"Ï wish God hadn't made me so beautiful." The girl who uttered these words must have forever regretted them. She was one of the brighter students of Chennai's Presidency College during my own student years there, and this was her reaction to the catcalls and whistles that greeted her at the college gate every morning courtesy a gathering of louts inspired by the so-called heroes of the Tamil cinema of the day. Of course, her naïve response to their harassment only added to the ammunition of her tormentors.

David Ivon Gower, recently in Chennai to deliver the first KS Narayanan Oration, perhaps never had cause to regret his good looks, but I am not sure he was entirely happy with the media hype about the lazy elegance of his batting. He did hint during his interactions with Chennai's cricket enthusiasts that much effort went into his effortless batting.

I have this irritating habit of drawing parallels from other walks of life, especially the world of art, and I could not help remembering a lament of the late MS Subbulakshmi, one of the greatest Indian vocalists of our time. Though she was hurt by constantly being described as just a great voice, she rarely expressed her disappointment at it. She did sometimes drop her guard and confide in her closest associates, saying, "People always speak of my great voice and give me little credit for my technical prowess. They don't know how hard I must work to achieve my 'natural' voice.''

In Gower's case, while it was all very well to have fans and critics swoon over his left-hander's grace and the time he had to play his stylish shots, it must have been less pleasant when critics saw the very effortlessness of his successes as the irresponsibility that caused his failures.

In his informal conversations with cricket aficionados in Chennai, Gower did reveal a tinge of regret at how this so-called casualness was labelled the villain in English defeats in his time, though his wry sense of humour has a way of converting every jibe into a joke.

With his golden curls, his carefree approach to batting, and the elegance of his shotmaking, Gower was certainly one of the most popular overseas cricketers to play in Chennai, but it was a revelation that he still has a fan following here decades after he last played in the city. Gower himself was overwhelmed by the high level of awareness of cricket history among the locals he met. "Their knowledge of my cricket statistics is quite amazing,'' he said.

Ray Illingworth, Mike Brearley and Richie Benaud were the captains who inspired Gower. ''Be yourself'' was the mantra he followed as captain, and asked his players to follow, but he also never forgot Benaud's advice, ''Captaincy is 90% luck and 10% skill, but don't try it without that 10%." In the early days of his captaincy Alastair Cook, Gower claims, was trying to be Andrew Strauss, and the improvement when he decided to be himself was palpable.

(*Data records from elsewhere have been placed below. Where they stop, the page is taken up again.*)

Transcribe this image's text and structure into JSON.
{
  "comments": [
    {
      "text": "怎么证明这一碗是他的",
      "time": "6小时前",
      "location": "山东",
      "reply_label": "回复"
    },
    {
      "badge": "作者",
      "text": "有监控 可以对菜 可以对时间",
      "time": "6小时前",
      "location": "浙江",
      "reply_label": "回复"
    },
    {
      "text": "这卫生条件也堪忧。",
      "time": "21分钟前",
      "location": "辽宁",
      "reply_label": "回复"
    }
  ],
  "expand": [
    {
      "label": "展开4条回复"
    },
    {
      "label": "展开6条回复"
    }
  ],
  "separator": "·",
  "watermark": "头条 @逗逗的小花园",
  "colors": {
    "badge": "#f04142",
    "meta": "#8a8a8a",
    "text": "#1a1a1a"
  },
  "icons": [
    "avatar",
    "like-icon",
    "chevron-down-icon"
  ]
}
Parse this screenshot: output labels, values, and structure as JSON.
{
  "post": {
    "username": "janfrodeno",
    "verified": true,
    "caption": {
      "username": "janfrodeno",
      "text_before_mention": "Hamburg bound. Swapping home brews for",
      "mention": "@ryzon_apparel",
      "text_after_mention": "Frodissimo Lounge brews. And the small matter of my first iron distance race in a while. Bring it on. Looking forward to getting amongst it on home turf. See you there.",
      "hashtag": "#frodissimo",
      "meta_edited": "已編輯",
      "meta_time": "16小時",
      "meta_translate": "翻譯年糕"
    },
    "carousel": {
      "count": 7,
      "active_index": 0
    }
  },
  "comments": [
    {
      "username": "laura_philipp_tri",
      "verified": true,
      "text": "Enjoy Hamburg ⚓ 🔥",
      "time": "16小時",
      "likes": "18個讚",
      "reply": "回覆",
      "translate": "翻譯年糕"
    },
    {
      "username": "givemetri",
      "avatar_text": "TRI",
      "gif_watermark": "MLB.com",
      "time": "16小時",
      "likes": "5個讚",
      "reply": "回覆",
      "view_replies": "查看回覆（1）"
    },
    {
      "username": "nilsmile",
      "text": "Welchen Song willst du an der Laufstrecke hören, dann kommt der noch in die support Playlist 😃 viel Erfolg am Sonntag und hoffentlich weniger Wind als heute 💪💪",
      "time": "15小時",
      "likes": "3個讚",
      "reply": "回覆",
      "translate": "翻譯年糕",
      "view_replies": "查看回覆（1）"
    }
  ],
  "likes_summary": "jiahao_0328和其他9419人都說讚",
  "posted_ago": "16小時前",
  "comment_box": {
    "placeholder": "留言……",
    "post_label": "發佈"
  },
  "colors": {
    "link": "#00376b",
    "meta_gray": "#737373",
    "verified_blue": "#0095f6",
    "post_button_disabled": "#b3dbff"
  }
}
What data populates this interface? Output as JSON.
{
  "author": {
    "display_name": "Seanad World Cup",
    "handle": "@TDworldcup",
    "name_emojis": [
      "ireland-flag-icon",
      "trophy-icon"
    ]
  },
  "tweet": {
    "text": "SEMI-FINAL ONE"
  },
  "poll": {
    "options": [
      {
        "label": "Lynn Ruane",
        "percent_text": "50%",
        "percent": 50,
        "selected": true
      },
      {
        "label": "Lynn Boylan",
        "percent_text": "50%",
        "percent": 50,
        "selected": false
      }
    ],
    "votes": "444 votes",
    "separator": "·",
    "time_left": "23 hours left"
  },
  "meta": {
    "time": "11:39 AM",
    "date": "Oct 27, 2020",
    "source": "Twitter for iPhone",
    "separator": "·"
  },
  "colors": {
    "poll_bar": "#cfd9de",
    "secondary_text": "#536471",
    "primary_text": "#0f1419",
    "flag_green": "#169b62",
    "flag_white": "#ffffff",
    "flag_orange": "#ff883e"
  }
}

Beating India in India in 1984-85 was among his finest hours as captain, second only to England's Ashes win the same year for the amount of satisfaction he derived from it. Though his on-off career as both player and captain was not easy to deal with, and he is generally self-deprecatory about his captaincy, he recalls with some pride that he gave his players the freedom to express themselves on the field and in team meetings. He believed in giving each player responsibility, sometimes specific responsibilities. The results were there for all to see - for instance in the almost unexpected successes of Graeme Fowler and Mike Gatting in India.

Fowler tended sometimes to behave like a kid and was treated as one. By giving him the responsibility and encouragement to open the innings in alien conditions, Gower made sure the boy grew up.

Gatting, who had debuted for England before Gower, had been in and out of the team for some seven years, and he too was given the freedom to play his natural game, and his appointment as vice-captain placed on him added responsibility. Both scored runs in the series opener in Bombay, disastrous for England, where L Sivaramakrishnan took 12 wickets to send them hurtling down to defeat, but the English batsmen bounced back in the very next Test, in Delhi, though Siva's golden streak continued, with another six-wicket haul in England's first innings. By this time, however, there was a distinct change of mindset among the English batsmen, who were beginning to play the bowling on its merits, without getting bamboozled by the turning ball.

Gatting and Fowler made the transformation complete when they scored double-centuries in the Madras Test. In this match, a new fast bowler had emerged in Neil Foster, who took 11 wickets in the match, starting with a fiery spell on the first morning. The captain's laid-back but confident style had paid off.

During Gower's Chennai visit, he and I talked about a match we had played against each other back in January 1978, he for a Perth club, and I for the touring Hyderabad Blues. I remembered that he had been uncomfortable against spin in that game, and marvelled at his rapid progress in that department which enabled him to make a double-hundred against India the following year. ''I was a novice against spin when we played that match'', he said, ''and I worked really hard when I went back to England. I had help from my captain, Ray Illingworth, and other team-mates, and we worked systematically on my approach to playing slow bowling.'' This was evidence of the steel under that casual exterior, the same determination that helped him to play the great West Indian pacemen better than many other batsmen of his era.

V Ramnarayan bowled offspin for Hyderabad and South Zone in the 1970s. His latest book is Third Man, Recollections from a Life in Cricket